February 16, 2011
New Reports Shine a Spotlight on Workplace Flexibility for
Low-Wage Employees and Employees in the Health Services Industry
New York, NY – The Women’s Bureau of the U.S. Department of Labor is convening a forum on workplace flexibility and hourly workers in Pasadena on February 17 and a forum on workplace flexibility and the health services industry in Seattle on February 18. These forums are part of their National Dialogue on Workplace Flexibility, designed to build on the momentum created by the March 2010 White House Forum on Workplace Flexibility, Families and Work Institute (FWI) will be releasing a report to for each of these events, with funding from the Alfred P. Sloan Foundation and the Ford Foundation.
In Workplace Flexibility and Low-Wage Employees, FWI finds that low-wage employees have much less access to many types of flexibility than higher-wage employees, but that low- and higher-wage employees are equally pressed for time in their personal lives and place equal value on having a flexible workplace. Having greater flexibility on the job substantially reduces differences between low-wage and higher-wage employees in terms of job satisfaction, job engagement, physical and mental health and the likelihood of employees remaining with their current employers.
Workplace Flexibility in the Health Services Industry tells a very different story. This industry is clearly ahead of the curve. Employers in health services are far more likely than employers in other industries to see flexibility as a business tool rather than a favor or a perk.
In addition, they are more likely than employers in other industries to use workplace flexibility to attract highly skilled workers, and they provide much more flexibility than other employers. In addition to the reports being released by FWI, a new report by theNational Partnership for Women & Families and the Family Values @ Work Consortium richly illuminates the workers’ perspective. Based on results from a discussion group convened in Los Angeles prior to the DOL event, Los Angeles Workers Speak: The Employee Case for Flexibility in Hourly, Lower-Wage Jobs finds that many of the hourly, lower-wage employees in the discussion group lack flexibility in scheduling and access to paid time off. Several faced disciplinary action when they had to take time for a personal or family emergency. However, those with experiences in flexible work environments see real, positive differences in employee productivity and morale.

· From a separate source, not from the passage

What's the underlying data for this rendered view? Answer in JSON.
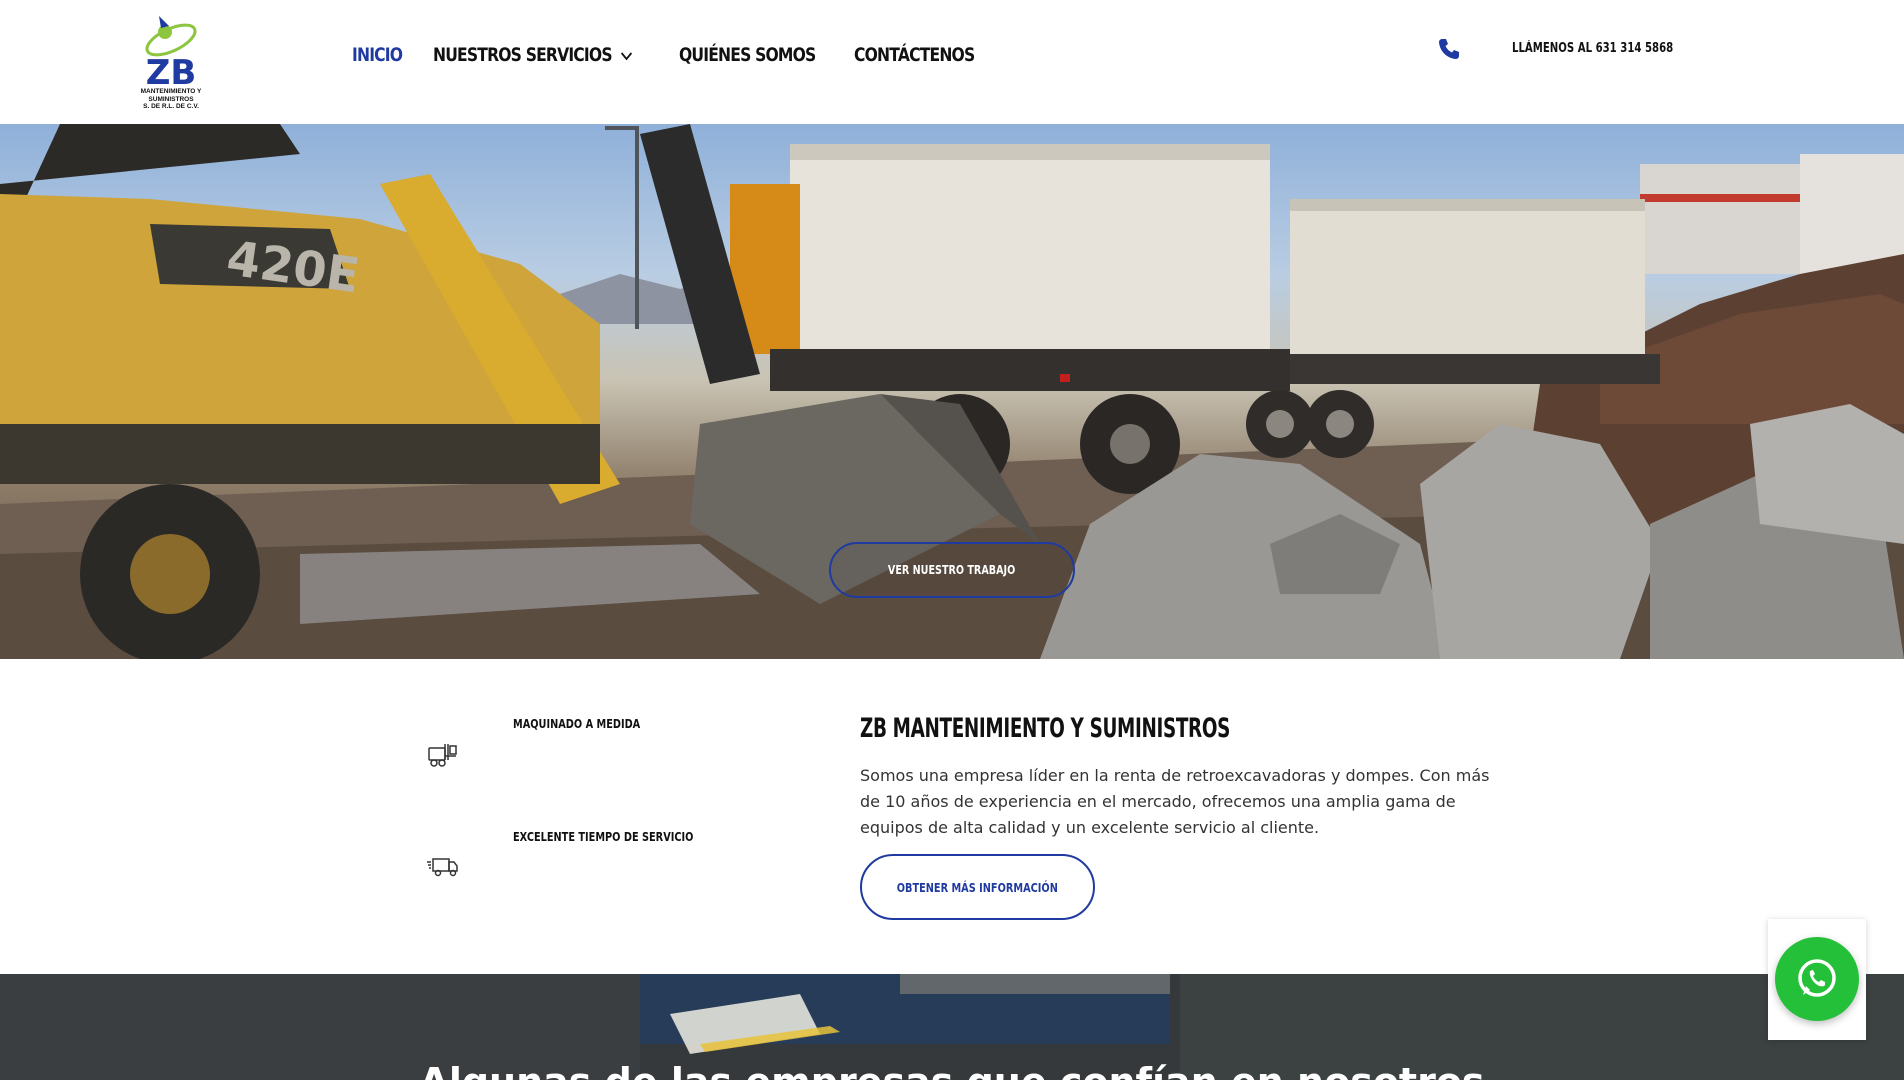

For information on attending the forums and to receive copies of the reports, contact Kelly Sakai at Families and Work Institute (212.981.2559; email@example.com).

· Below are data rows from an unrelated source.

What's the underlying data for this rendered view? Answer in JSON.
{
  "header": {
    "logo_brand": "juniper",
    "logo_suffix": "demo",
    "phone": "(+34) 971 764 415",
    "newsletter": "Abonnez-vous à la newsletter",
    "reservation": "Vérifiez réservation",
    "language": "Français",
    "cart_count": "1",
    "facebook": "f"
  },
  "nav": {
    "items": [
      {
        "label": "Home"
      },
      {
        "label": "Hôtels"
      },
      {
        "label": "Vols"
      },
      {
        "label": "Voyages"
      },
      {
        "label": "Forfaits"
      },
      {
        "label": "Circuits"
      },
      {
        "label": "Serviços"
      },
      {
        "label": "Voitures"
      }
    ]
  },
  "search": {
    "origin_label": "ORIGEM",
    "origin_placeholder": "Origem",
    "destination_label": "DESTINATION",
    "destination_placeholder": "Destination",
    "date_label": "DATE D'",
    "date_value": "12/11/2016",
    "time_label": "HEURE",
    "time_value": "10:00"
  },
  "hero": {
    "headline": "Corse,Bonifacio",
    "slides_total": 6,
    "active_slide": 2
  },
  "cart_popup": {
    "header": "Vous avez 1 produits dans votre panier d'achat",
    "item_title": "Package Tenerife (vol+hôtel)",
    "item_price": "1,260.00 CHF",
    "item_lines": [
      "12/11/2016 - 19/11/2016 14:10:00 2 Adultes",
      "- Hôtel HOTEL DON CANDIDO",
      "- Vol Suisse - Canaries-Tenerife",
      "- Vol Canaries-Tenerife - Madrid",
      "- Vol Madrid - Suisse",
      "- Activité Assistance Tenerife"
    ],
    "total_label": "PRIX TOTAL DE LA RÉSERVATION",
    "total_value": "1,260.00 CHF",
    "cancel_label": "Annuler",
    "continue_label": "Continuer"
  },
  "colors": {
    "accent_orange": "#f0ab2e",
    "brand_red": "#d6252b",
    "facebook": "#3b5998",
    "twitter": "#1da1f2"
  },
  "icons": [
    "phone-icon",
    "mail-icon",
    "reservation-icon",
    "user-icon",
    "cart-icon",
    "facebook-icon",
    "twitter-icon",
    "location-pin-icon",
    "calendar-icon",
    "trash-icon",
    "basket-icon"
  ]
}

ABOUT FAMILIES AND WORK INSTITUTE Families and Work Institute (FWI) is a nonprofit, nonpartisan research organization that studies the changing workforce, family and community. As a preeminent think tank, FWI is known for being ahead of the curve, identifying emerging issues, and then conducting rigorous research that often challenges common wisdom and provides insight and knowledge. As an action tank, FWI conducts numerous studies that put its research into action and then evaluates the results. Its purpose is to create research to live by. For more information, see www.familiesandwork.org.